The script of the various languages used in India also possess a certain amount of uniformity. In fact almost all the scripts are based on the Brahmin script. The literature produced in different Indian languages also possess an element of unity.

Most of the literature in Indian language drew inspiration from the Sanskrit literature and maintained the unity. No doubt, certain local pieces of literature like Vedas, Puranas, Dharma Sastras and Upanishads were written in Sanskrit and are regarded as the common treasure by the people all over the country.

Religious and Social Unity:


In the religious sphere also despite the manifold diversity a sort of unity has prevailed amongst the various religious sects in the country. India was primarily a Hindu country and its culture was based on Varna Ashram Dharma Vya-vastha, i.e. caste, Ashrams and Dharma.

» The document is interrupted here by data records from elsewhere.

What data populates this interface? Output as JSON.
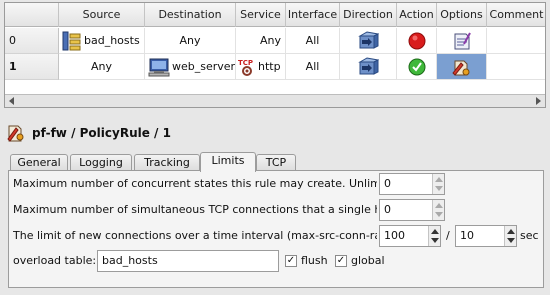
{
  "table": {
    "columns": [
      "Source",
      "Destination",
      "Service",
      "Interface",
      "Direction",
      "Action",
      "Options",
      "Comment"
    ],
    "rows": [
      {
        "num": "0",
        "source": "bad_hosts",
        "destination": "Any",
        "service": "Any",
        "interface": "All",
        "direction_icon": "direction-both-icon",
        "action_icon": "deny-icon",
        "options_icon": "options-note-icon"
      },
      {
        "num": "1",
        "source": "Any",
        "destination": "web_server",
        "service": "http",
        "interface": "All",
        "direction_icon": "direction-both-icon",
        "action_icon": "accept-icon",
        "options_icon": "options-limit-icon"
      }
    ]
  },
  "panel": {
    "title": "pf-fw / PolicyRule / 1",
    "tabs": [
      "General",
      "Logging",
      "Tracking",
      "Limits",
      "TCP"
    ],
    "active_tab": "Limits",
    "fields": {
      "max_states_label": "Maximum number of concurrent states this rule may create. Unlimit",
      "max_states_value": "0",
      "max_tcp_label": "Maximum number of simultaneous TCP connections that a single ho",
      "max_tcp_value": "0",
      "conn_rate_label": "The limit of new connections over a time interval (max-src-conn-rat",
      "conn_rate_count": "100",
      "conn_rate_slash": "/",
      "conn_rate_interval": "10",
      "conn_rate_unit": "sec",
      "overload_label": "overload table:",
      "overload_value": "bad_hosts",
      "flush_label": "flush",
      "flush_checked": true,
      "global_label": "global",
      "global_checked": true,
      "check_mark": "✓"
    }
  }
}
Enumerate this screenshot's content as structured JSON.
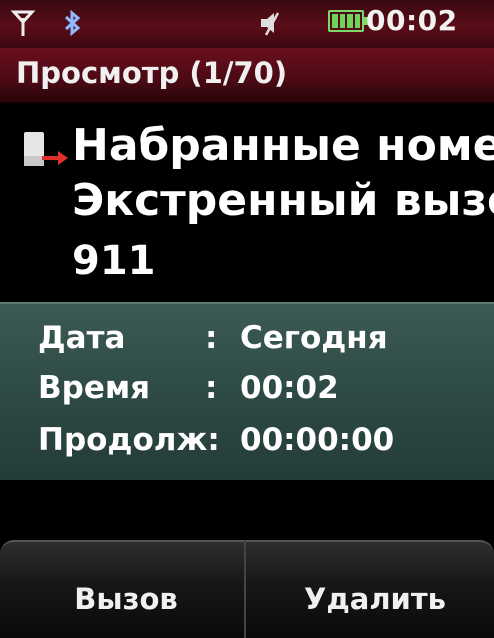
{
  "status_bar": {
    "time": "00:02",
    "icons": [
      "signal-icon",
      "bluetooth-icon",
      "mute-icon",
      "battery-icon"
    ],
    "battery_color": "#6fd45a"
  },
  "title_bar": {
    "title": "Просмотр (1/70)"
  },
  "call": {
    "type_icon": "outgoing-call-icon",
    "type": "Набранные номер",
    "name": "Экстренный вызо",
    "number": "911"
  },
  "details": {
    "date_label": "Дата",
    "date_value": "Сегодня",
    "time_label": "Время",
    "time_value": "00:02",
    "duration_label": "Продолж:",
    "duration_value": "00:00:00"
  },
  "softkeys": {
    "left": "Вызов",
    "right": "Удалить"
  },
  "colors": {
    "header_red": "#5a0c18",
    "panel_teal": "#2e4a45"
  }
}
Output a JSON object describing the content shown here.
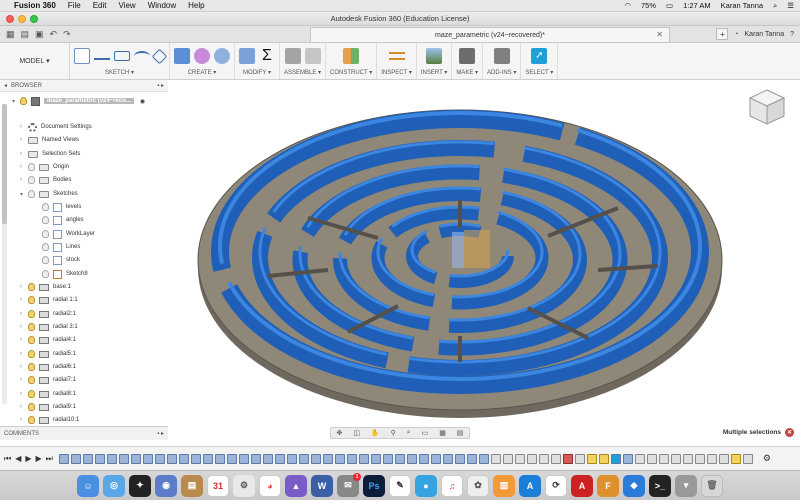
{
  "menubar": {
    "app_name": "Fusion 360",
    "items": [
      "File",
      "Edit",
      "View",
      "Window",
      "Help"
    ],
    "battery": "75%",
    "time": "1:27 AM",
    "user": "Karan Tanna"
  },
  "window": {
    "title": "Autodesk Fusion 360 (Education License)"
  },
  "tabbar": {
    "doc_tab": "maze_parametric (v24~recovered)*",
    "user": "Karan Tanna"
  },
  "toolbar": {
    "workspace": "MODEL",
    "groups": [
      {
        "label": "SKETCH ▾"
      },
      {
        "label": "CREATE ▾"
      },
      {
        "label": "MODIFY ▾"
      },
      {
        "label": "ASSEMBLE ▾"
      },
      {
        "label": "CONSTRUCT ▾"
      },
      {
        "label": "INSPECT ▾"
      },
      {
        "label": "INSERT ▾"
      },
      {
        "label": "MAKE ▾"
      },
      {
        "label": "ADD-INS ▾"
      },
      {
        "label": "SELECT ▾"
      }
    ]
  },
  "browser": {
    "header": "BROWSER",
    "root": "maze_parametric (v24~reco...",
    "items": [
      {
        "label": "Document Settings"
      },
      {
        "label": "Named Views"
      },
      {
        "label": "Selection Sets"
      },
      {
        "label": "Origin"
      },
      {
        "label": "Bodies"
      },
      {
        "label": "Sketches"
      },
      {
        "label": "levels"
      },
      {
        "label": "angles"
      },
      {
        "label": "WorkLayer"
      },
      {
        "label": "Lines"
      },
      {
        "label": "stock"
      },
      {
        "label": "Sketch8"
      },
      {
        "label": "base:1"
      },
      {
        "label": "radial 1:1"
      },
      {
        "label": "radial2:1"
      },
      {
        "label": "radial 3:1"
      },
      {
        "label": "radial4:1"
      },
      {
        "label": "radial5:1"
      },
      {
        "label": "radial6:1"
      },
      {
        "label": "radial7:1"
      },
      {
        "label": "radial8:1"
      },
      {
        "label": "radial9:1"
      },
      {
        "label": "radial10:1"
      }
    ]
  },
  "comments": {
    "label": "COMMENTS"
  },
  "status": {
    "selection": "Multiple selections"
  },
  "dock": {
    "calendar_day": "31",
    "badge_count": "1"
  },
  "colors": {
    "wall_blue": "#2f76d2",
    "base_gray": "#8c8579",
    "accent_select": "#1da1d6"
  }
}
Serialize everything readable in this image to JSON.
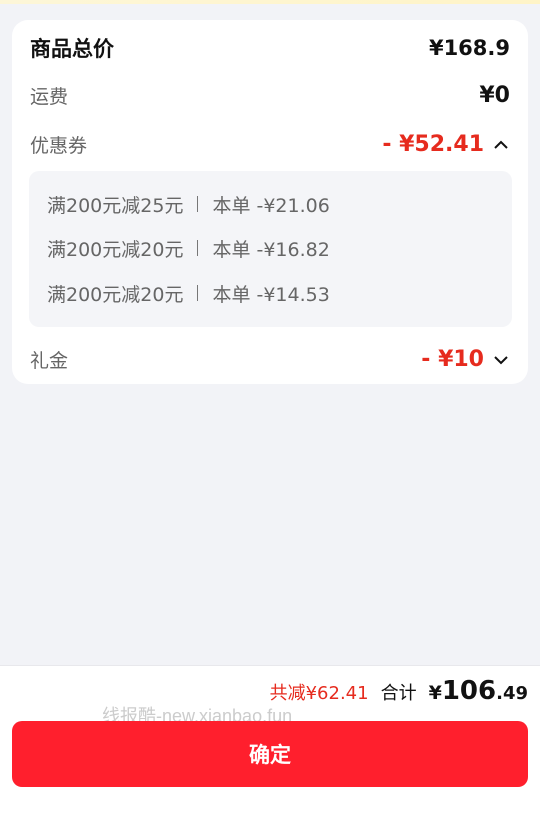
{
  "summary_card": {
    "total_label": "商品总价",
    "total_value": "¥168.9",
    "shipping_label": "运费",
    "shipping_value": "¥0",
    "coupon_label": "优惠券",
    "coupon_value": "- ¥52.41",
    "coupon_expanded": true,
    "coupons": [
      {
        "rule": "满200元减25元",
        "deduction": "本单 -¥21.06"
      },
      {
        "rule": "满200元减20元",
        "deduction": "本单 -¥16.82"
      },
      {
        "rule": "满200元减20元",
        "deduction": "本单 -¥14.53"
      }
    ],
    "gift_label": "礼金",
    "gift_value": "- ¥10"
  },
  "footer": {
    "discount_text": "共减¥62.41",
    "total_label": "合计",
    "total_currency": "¥",
    "total_int": "106",
    "total_dec": ".49",
    "watermark": "线报酷-new.xianbao.fun",
    "confirm_label": "确定"
  },
  "colors": {
    "accent_red": "#e62b1e",
    "button_red": "#ff1f2d",
    "background": "#f2f3f7"
  },
  "icons": {
    "coupon_toggle": "chevron-up-icon",
    "gift_toggle": "chevron-down-icon"
  }
}
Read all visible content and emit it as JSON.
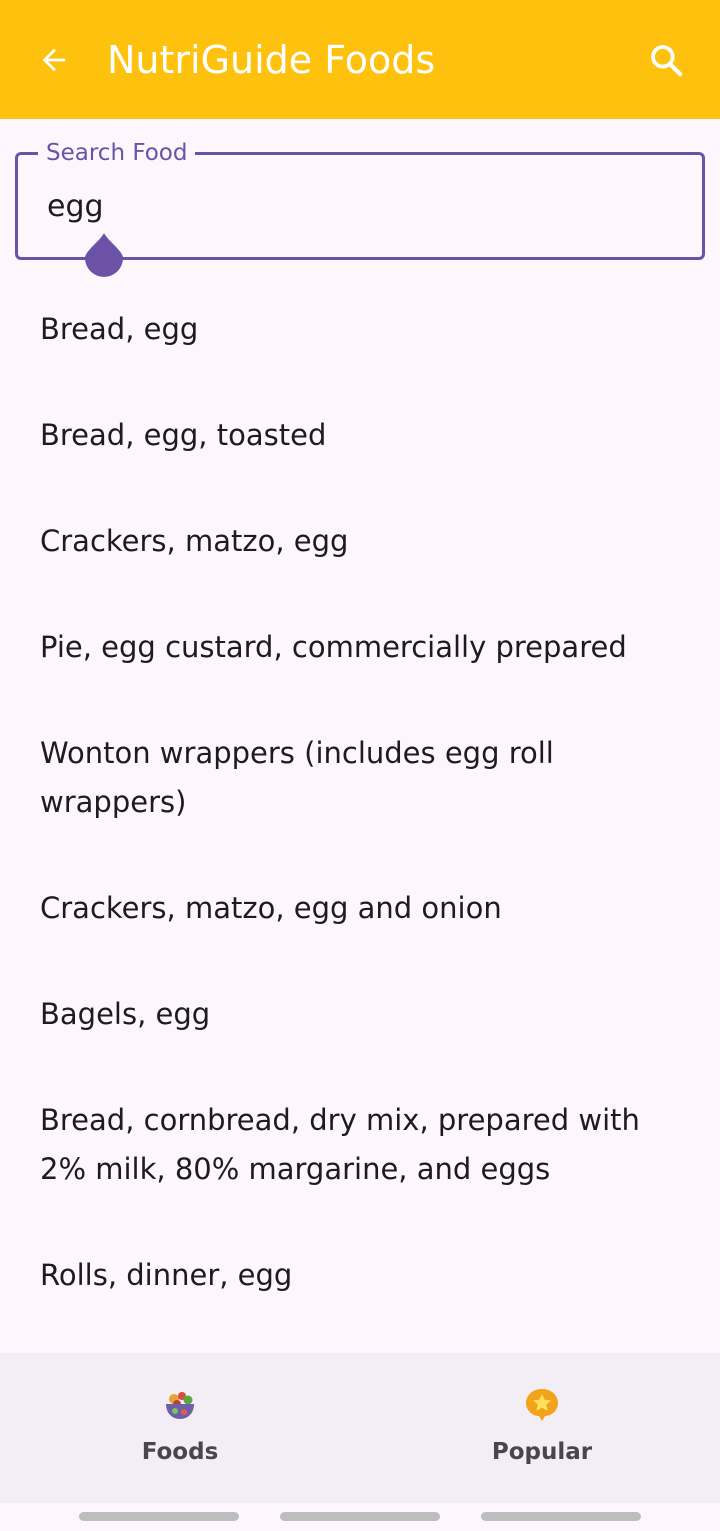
{
  "app_bar": {
    "title": "NutriGuide Foods",
    "back_icon": "arrow-left-icon",
    "search_icon": "search-icon",
    "background_color": "#fec20e"
  },
  "search": {
    "label": "Search Food",
    "value": "egg",
    "accent_color": "#6c52a6"
  },
  "results": [
    "Bread, egg",
    "Bread, egg, toasted",
    "Crackers, matzo, egg",
    "Pie, egg custard, commercially prepared",
    "Wonton wrappers (includes egg roll wrappers)",
    "Crackers, matzo, egg and onion",
    "Bagels, egg",
    "Bread, cornbread, dry mix, prepared with 2% milk, 80% margarine, and eggs",
    "Rolls, dinner, egg"
  ],
  "bottom_nav": {
    "items": [
      {
        "label": "Foods",
        "icon": "food-bowl-icon"
      },
      {
        "label": "Popular",
        "icon": "star-badge-icon"
      }
    ]
  }
}
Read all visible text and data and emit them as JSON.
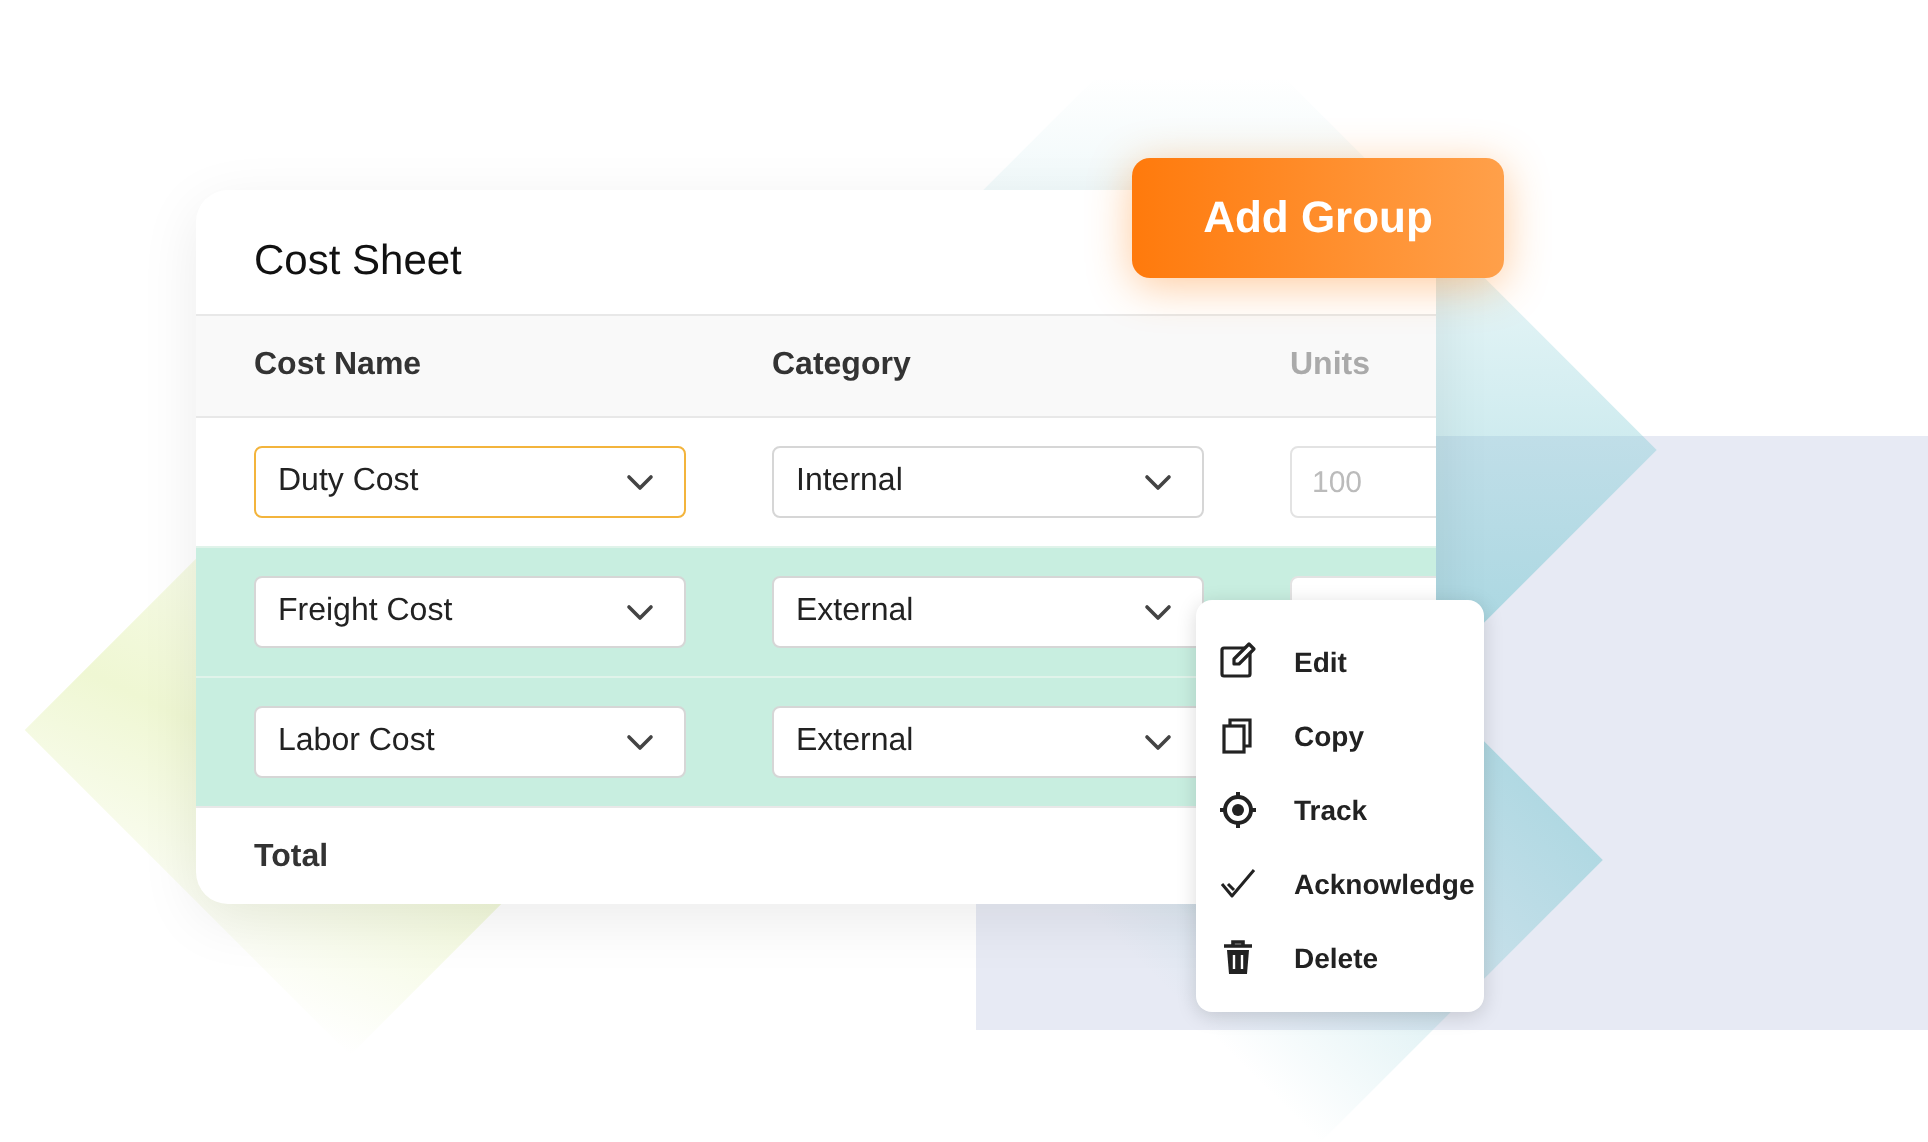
{
  "card": {
    "title": "Cost Sheet"
  },
  "add_button": {
    "label": "Add Group"
  },
  "table": {
    "columns": [
      "Cost Name",
      "Category",
      "Units"
    ],
    "rows": [
      {
        "cost_name": "Duty Cost",
        "cost_name_focused": true,
        "category": "Internal",
        "units": "100",
        "selected": false
      },
      {
        "cost_name": "Freight Cost",
        "cost_name_focused": false,
        "category": "External",
        "units_field": true,
        "selected": true
      },
      {
        "cost_name": "Labor Cost",
        "cost_name_focused": false,
        "category": "External",
        "units_field": false,
        "selected": true
      }
    ],
    "footer": "Total"
  },
  "context_menu": {
    "items": [
      {
        "kind": "edit",
        "label": "Edit"
      },
      {
        "kind": "copy",
        "label": "Copy"
      },
      {
        "kind": "track",
        "label": "Track"
      },
      {
        "kind": "check",
        "label": "Acknowledge"
      },
      {
        "kind": "delete",
        "label": "Delete"
      }
    ]
  }
}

People in all the four corners of the country followed these principles. The people also worshipped the same Hindu gods all over the country, although they were assigned different names in different regions. The Hindu religious works Ramayana and the Mahabharata were also popular through­out the country and Indians both in the north and the south as well as east and west attach great importance to these works.

Similarly, the Vedas, Puranas and other religious scriptures are given due regard by the people from all parts of the country. Again, every Indian irrespective of his caste, creed and race believes in the doctrine of transmigration of soul, monotheism, immortality of the soul, re-incarnation karma, deliverance or Moksha etc.

The people staying in different parts of the country followed the same religious rites and rituals. Even the religious places of the Hindu like Ayodhya, Avantika, Mathura, Gaya, Kashi, Sanchi, and Puri are located in the four directions of the country.

Hindu festivals like Holy, Diwali are also celebrated in all the regions of the country. In fact, people from all religions participated in these festivals. Thus we find that in spite of the religious diversities there has been an undercurrent of cultural unity which to a large extent nullified the peculiar effects of various religions.

Dr. V.A. Smith says, “The essential fundamental Indian unity rests upon the fact that diverse peoples of India have developed a peculiar type of culture and civilization, utterly different from any type in the world and that civilization may be summed up in the term of Hindustani.”

He further observes, “Her type of civiliza­tion has many features which differentiate it from that of all other regions of the world, or rather sub-continent in a degree sufficient to justify its treatment as a unit in the history of the social, reli­gious and intellectual development of mankind.”

The religious and cultural unity has also led to unity in the social sphere. The people belonging to various religions have been following common customs both with regard to the dress and eat­ing habits.

Political Unity:

In the political sphere, the unity of the country has been one of the greatest goal which most of the Indian rulers cherished. No doubt, India was divided into a number of small principalities but the powerful rulers were always keen to bring all these areas under their control. They were keen to assume the title of Chakravarti. According to Kautilya, Chakravarti kings domain extended from Himalayas to the seas.

In other words, according to Kautilya, the king was considered to be a Chakra­varti only when he succeeded in extending his power or supremacy over the whole of the country. Usually such titles were assumed by the king after due performance of rites and sacrifices.

In the ancient times Chandra Gupta Maurya, Ashoka and Samudra Gupta carved out all India Empires. During the medieval times also kings like Ala-ud-Din Khilji and Aurangzeb made efforts and succee­ded in establishing their control over the entire country.

These Muslim rulers have been provided similar system of administration, uniform laws and customs, common coinage etc. and thus imparted a type of political unity to the entire country. Thus we find that despite the variety of religion, cultures, languages, geographical diversity etc., India has enjoyed some sort of the unity.